Film Review: The multi-dimensional ‘Archenemy’ is an alt-superhero tale that never gets off the ground
We’re living in the era of the anti-superhero. After decades of caped and masked crusaders being the toast of the town, now it seems like the only thing cooler than calling yourself a superhero is not being one. In Archenemy, Max Fist (Joe Manganiello) arrives on Earth under some mysterious and confusing circumstances, claiming to be from another dimension. But when anybody dares to call him a superhero, he ragefully declares that he is decidedly not. Destitute and down on his luck, Fist drinks away the days and attempts to tell his story to anybody who will listen, but to no avail.
Meanwhile, Hamster (Skylan Brooks) and Indigo (Zolee Griggs), brother and sister, are just trying to get by in a city that’s been infiltrated by the crime and corruption of a local drug ring. Indigo, who works for the cartel, is just trying to make enough money to support her brother, meanwhile Hamster (yes, his name is Hamster) has dreams of being a journalist. One day, Hamster waltzes into the offices of a Buzzfeed-style news outlet and asks for a job. He’s told that if he can find an interesting story on the streets that will go viral, they’ll consider hiring him full-time. Yeah, that’s how these things work! Anyway, Hamster sets out to find his muse and you probably see where this is going.
Hamster runs into Max as he’s attempting to punch his way through a wall in a dark alley. Max volunteers to tell Hamster his story in exchange for some booze. As Max tells it, he ended up on Earth 15 years older than when he left his home planet of Chromium and he’s desperate to find the Crystal Cave, his source of power. Hamster, who at one point compares himself to Hunter S. Thompson, begins to document this mystical quest on his phone, simultaneously helping Max and securing his own future as a proprietor of clickbaity, viral Internet videos.
The movie is intercut with comic book-style illustrations of Max’s past on Chromium. The montages are effective kaleidoscopes of bright hues of blue, pink and purple, quite visually arresting, if a bit difficult to follow and connect back to the proceedings on the ground.
As Hamster and Max are making names for themselves with bored 9-to-5’ers looking to avoid spreadsheets, Indigo meets up with the syndicate’s kingpin (Paul Scheer) in an attempt to move up within the organization. Scheer, donning tattoos and a red Speedo, is a bit of comedic relief and also seems to be in a different movie than everybody else.

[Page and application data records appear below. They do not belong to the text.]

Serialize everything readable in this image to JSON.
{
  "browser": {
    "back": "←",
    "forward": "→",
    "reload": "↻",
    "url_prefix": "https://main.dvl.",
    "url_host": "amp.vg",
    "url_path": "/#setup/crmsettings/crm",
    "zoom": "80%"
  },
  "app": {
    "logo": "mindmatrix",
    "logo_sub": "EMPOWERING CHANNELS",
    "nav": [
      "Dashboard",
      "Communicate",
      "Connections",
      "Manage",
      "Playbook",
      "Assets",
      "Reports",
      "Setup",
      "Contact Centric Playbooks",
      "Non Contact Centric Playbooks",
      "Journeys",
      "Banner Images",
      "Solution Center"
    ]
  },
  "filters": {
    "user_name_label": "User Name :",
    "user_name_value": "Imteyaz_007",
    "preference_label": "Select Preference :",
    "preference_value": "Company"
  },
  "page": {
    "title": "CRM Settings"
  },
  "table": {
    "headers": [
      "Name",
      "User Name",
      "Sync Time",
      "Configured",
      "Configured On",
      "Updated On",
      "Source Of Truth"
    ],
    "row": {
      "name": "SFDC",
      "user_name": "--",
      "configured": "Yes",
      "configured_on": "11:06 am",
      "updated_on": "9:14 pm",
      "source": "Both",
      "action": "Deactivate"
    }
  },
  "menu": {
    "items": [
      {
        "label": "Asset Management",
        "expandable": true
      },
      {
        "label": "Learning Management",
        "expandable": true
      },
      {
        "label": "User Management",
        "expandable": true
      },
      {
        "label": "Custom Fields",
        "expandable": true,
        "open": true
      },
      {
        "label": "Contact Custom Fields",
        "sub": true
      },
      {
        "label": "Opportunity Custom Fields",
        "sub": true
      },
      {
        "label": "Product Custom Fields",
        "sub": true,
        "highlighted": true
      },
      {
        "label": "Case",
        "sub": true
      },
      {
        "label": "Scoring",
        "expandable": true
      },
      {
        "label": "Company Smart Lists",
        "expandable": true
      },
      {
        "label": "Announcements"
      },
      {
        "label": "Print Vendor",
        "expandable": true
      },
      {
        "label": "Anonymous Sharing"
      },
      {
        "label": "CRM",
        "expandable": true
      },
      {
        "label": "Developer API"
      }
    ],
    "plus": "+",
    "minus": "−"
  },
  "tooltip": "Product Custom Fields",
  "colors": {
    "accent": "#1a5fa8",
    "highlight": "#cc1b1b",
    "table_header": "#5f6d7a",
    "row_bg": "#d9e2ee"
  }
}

After the encounter turns ill-fated, Indigo steals a large sum of money and, just like that, she’s on the run.
The Manager (Glenn Howerton), a generic and ominous name if there ever was one, and his crew eventually track down Indigo and the money, but Max comes to the rescue, at least for the time being. Max, who at this point is apparently a viral sensation, turns into a sort of Robocop Ralph Lauren and equips both himself and Hamster with new gear for the battle to come.
With Indigo and Hamster on the move, Indigo decides to pull over to the side of the road to take a nap which IS NOT A GOOD MOVE IF YOU’RE BEING CHASED BY A GROUP OF DRUG VIGILANTES. Things go expectedly haywire as the future and past collide, with Cleo (a deliciously icy Amy Seimetz), Max’s former lover on Chromium, arriving to help explain how Max arrived on Earth and what the future holds for the city.
Written and directed by Adam Egypt Mortimer (Daniel Isn’t Real), Archenemy is infused with style and an intriguing premise, but the execution is lacking. Joe Manganiello, who certainly looks the part of a makeshift renegade, fails to bring enough emotional heft or levity to make you care about Max. Furthermore, there’s a missed opportunity to dive into Max’s story – the entire conundrum of whether or not he’s telling the truth. There’s a real chance for mystery, for the story to hinge on what you want to believe. Instead, it barely even ponders the question.
It’s a movie that makes you yearn for an old fashioned hero.
* ½ out of *****
Archenemy will be released in theaters, On Demand and digital on December 11th from RLJE Films.